WHAT IS EXPECTED:
Tally the lines in the following entries that include the word "timestamp"; state only the total.

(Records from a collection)

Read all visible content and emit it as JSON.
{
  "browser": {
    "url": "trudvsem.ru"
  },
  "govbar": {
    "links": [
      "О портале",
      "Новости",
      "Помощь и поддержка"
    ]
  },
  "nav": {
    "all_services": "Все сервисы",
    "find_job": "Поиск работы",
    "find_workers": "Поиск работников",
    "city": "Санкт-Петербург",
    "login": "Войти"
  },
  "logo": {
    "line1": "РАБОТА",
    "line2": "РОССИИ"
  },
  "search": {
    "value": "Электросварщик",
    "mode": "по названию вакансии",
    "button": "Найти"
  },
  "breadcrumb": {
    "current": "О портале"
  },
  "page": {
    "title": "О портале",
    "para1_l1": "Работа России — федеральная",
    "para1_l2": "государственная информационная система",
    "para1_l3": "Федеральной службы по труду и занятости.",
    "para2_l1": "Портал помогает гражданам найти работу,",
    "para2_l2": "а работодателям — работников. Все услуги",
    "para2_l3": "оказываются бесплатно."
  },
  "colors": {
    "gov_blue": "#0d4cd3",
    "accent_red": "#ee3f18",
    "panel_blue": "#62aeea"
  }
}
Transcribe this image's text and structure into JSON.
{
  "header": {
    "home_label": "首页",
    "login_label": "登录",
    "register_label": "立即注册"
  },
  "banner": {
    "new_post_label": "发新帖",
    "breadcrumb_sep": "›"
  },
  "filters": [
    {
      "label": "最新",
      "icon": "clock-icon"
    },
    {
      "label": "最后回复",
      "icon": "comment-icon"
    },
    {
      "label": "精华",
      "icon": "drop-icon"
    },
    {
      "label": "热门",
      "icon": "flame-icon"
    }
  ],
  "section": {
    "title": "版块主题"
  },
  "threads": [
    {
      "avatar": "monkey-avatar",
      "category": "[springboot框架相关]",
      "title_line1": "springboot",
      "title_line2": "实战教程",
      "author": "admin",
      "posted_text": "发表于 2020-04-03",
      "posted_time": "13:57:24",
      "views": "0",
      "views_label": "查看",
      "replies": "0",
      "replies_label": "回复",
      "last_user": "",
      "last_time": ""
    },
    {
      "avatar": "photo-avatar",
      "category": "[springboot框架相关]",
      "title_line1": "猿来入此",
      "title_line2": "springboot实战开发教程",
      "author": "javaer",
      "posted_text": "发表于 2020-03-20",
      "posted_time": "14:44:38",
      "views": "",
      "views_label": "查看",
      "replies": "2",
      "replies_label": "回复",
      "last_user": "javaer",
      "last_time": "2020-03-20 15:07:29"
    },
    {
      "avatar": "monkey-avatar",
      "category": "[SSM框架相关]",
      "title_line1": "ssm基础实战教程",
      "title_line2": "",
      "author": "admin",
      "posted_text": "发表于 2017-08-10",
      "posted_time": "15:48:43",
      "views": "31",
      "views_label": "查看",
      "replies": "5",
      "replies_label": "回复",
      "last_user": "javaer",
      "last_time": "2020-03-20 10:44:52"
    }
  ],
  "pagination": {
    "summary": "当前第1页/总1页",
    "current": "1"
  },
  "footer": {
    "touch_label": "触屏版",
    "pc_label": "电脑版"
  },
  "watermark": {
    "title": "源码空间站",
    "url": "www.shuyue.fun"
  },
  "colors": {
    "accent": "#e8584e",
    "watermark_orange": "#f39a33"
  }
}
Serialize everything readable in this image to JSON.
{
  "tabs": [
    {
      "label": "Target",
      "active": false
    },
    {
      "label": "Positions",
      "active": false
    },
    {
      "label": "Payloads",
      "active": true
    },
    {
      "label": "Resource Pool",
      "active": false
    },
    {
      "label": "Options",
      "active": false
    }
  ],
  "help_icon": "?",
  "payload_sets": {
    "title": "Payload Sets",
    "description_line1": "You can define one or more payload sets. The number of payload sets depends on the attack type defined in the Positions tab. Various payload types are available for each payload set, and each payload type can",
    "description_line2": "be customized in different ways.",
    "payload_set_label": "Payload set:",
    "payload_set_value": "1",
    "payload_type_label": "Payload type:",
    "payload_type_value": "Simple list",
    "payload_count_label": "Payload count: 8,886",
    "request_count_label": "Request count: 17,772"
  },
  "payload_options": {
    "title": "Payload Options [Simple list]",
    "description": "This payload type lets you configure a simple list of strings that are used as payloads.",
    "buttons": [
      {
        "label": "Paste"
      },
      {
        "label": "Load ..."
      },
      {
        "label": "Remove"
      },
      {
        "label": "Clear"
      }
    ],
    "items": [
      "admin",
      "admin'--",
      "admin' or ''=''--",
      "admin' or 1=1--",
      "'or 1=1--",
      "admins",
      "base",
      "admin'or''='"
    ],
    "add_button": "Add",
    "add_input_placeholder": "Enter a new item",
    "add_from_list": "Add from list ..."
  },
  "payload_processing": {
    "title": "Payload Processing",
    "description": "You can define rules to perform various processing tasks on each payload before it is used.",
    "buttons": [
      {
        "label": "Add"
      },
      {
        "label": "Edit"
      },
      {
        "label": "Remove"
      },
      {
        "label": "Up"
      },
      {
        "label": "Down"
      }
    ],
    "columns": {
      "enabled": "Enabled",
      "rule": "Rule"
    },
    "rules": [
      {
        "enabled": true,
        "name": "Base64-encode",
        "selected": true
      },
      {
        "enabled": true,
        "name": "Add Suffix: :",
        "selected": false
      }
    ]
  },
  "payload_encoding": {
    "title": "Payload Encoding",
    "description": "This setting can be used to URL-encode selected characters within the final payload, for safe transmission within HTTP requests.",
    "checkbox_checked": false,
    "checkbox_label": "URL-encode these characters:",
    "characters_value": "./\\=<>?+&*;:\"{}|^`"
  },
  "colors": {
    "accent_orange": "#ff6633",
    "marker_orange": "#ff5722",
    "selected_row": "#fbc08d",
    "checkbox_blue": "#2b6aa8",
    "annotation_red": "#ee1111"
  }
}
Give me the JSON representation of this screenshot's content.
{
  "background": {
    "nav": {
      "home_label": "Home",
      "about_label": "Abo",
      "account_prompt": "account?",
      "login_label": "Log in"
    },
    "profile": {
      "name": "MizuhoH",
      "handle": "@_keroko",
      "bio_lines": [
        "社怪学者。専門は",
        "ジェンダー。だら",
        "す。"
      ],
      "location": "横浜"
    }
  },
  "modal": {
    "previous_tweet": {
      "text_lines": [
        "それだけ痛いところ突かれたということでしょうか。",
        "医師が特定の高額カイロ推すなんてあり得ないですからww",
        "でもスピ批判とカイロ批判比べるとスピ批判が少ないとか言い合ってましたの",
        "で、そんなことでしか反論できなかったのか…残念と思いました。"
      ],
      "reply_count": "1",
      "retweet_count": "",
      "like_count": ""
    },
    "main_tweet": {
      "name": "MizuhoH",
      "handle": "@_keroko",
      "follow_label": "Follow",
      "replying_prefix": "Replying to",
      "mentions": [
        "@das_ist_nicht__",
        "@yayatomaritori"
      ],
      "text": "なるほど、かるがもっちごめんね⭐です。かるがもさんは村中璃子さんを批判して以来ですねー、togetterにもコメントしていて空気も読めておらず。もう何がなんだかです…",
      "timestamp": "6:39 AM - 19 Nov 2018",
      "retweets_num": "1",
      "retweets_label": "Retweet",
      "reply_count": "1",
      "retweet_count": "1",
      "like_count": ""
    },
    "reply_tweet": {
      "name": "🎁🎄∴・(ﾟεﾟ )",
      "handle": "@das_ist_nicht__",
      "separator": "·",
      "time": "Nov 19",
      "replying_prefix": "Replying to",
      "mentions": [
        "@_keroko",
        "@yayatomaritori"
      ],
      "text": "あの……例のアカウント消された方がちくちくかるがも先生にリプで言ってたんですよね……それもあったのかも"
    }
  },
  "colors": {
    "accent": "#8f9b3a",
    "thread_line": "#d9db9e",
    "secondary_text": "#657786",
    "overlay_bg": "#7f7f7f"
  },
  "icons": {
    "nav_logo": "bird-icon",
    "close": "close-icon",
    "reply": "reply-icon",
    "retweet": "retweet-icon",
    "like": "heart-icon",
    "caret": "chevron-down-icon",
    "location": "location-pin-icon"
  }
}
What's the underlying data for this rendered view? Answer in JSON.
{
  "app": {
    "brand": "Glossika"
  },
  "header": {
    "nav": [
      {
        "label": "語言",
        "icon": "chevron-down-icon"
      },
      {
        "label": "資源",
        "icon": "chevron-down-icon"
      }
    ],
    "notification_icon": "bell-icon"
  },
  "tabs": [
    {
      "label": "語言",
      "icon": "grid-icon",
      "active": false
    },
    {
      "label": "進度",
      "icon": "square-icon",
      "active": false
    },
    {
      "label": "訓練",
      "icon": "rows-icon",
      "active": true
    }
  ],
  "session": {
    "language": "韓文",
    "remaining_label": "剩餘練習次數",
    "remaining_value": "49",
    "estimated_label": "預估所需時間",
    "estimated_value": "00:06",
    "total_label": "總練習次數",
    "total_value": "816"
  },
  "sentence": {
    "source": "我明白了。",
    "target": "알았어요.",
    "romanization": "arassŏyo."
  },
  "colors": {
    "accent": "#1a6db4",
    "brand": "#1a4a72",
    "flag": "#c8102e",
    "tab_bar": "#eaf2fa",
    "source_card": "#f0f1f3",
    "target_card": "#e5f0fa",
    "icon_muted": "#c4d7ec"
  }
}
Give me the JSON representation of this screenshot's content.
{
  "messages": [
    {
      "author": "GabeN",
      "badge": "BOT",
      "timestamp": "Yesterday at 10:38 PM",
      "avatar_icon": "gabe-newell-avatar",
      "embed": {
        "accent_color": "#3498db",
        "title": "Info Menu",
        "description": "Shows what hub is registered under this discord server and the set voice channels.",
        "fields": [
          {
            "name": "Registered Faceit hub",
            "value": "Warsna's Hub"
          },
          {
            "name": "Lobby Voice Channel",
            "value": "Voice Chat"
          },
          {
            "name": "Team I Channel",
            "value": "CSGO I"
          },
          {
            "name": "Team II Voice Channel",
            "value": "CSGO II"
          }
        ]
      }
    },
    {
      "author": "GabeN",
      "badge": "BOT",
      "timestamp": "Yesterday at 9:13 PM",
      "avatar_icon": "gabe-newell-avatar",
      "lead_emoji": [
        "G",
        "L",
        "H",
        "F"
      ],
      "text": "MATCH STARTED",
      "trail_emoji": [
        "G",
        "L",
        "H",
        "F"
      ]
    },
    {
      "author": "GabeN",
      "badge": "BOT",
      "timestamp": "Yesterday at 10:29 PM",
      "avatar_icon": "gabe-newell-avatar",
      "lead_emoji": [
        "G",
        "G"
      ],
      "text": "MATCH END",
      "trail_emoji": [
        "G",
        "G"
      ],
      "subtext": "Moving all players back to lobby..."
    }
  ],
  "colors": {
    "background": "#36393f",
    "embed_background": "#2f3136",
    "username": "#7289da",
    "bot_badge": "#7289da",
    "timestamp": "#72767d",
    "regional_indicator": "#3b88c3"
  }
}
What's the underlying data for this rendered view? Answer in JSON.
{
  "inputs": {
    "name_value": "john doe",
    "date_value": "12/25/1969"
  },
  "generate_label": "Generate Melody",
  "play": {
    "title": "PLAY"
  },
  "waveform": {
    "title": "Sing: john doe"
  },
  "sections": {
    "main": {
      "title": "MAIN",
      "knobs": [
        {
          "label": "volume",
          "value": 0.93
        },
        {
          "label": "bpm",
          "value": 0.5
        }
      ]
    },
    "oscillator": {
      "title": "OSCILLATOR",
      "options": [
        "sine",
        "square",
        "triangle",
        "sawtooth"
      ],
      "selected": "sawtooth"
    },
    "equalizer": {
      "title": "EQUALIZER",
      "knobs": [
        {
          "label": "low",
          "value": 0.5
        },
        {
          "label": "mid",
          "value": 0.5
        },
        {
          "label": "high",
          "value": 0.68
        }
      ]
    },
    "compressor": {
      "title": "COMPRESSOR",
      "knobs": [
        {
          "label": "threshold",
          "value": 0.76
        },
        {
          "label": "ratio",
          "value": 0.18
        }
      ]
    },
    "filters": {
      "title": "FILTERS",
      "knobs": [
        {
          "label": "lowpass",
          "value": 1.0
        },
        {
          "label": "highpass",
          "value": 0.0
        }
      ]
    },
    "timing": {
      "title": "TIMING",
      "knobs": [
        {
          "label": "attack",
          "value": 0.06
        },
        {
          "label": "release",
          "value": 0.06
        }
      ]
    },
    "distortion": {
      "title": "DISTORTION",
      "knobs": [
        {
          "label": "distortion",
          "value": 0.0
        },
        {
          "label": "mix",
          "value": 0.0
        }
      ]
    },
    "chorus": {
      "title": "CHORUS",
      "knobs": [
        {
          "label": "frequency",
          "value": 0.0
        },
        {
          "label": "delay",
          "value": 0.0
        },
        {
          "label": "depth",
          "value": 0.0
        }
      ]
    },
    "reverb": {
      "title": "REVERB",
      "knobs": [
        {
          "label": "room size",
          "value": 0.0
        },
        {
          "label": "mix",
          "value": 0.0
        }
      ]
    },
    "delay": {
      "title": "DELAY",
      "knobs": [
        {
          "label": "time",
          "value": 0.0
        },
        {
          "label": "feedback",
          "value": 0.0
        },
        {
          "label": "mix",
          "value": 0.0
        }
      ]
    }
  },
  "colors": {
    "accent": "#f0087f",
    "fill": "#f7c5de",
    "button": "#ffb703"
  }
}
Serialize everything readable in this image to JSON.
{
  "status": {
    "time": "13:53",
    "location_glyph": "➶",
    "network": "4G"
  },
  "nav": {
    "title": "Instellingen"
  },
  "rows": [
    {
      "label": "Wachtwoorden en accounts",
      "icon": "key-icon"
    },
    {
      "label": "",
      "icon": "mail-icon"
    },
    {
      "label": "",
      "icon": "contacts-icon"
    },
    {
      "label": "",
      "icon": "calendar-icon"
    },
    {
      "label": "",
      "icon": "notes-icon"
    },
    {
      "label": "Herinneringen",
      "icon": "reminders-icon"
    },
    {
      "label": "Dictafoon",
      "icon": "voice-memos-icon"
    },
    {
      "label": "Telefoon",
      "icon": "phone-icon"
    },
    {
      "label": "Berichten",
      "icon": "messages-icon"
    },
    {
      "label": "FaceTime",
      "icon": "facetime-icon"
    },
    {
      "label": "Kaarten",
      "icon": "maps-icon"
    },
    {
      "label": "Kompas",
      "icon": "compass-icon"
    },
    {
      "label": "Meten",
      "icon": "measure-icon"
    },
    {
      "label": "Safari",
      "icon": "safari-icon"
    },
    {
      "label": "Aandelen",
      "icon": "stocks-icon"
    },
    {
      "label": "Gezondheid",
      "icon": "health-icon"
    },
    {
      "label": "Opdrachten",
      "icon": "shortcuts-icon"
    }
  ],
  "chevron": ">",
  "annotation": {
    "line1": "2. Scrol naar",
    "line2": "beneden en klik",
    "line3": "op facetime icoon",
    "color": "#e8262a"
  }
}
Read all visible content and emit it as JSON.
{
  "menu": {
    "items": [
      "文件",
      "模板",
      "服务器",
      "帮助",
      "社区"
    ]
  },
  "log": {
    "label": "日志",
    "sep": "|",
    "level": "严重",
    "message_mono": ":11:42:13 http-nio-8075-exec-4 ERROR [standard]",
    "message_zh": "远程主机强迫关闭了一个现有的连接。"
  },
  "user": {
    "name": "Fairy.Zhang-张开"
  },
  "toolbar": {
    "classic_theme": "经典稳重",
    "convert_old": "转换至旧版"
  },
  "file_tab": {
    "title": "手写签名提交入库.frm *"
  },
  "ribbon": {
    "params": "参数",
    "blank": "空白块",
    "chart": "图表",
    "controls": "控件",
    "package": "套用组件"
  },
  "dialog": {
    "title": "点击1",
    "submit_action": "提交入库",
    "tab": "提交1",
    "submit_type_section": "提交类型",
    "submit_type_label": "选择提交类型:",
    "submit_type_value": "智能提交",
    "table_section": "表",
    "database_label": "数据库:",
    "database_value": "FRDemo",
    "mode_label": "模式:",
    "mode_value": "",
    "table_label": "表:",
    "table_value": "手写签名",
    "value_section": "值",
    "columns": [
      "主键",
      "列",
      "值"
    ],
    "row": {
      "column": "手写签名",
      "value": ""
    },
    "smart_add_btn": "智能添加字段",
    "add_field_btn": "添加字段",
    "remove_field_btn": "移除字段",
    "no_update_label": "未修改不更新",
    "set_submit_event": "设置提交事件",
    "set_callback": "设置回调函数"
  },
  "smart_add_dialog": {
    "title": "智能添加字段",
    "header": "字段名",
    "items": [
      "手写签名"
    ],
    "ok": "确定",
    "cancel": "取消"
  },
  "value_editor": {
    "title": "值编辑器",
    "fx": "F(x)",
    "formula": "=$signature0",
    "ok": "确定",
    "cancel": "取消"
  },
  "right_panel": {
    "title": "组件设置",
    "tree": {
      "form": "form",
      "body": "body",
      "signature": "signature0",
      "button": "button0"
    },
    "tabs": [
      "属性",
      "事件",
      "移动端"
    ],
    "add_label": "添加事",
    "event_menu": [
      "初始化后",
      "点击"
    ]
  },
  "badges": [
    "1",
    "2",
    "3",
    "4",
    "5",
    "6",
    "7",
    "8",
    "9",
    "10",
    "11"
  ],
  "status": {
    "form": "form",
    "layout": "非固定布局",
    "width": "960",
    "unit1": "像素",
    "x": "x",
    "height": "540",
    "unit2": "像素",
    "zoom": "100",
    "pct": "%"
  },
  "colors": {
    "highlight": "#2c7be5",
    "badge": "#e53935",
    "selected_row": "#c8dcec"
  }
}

EXERCISE RESULT:
5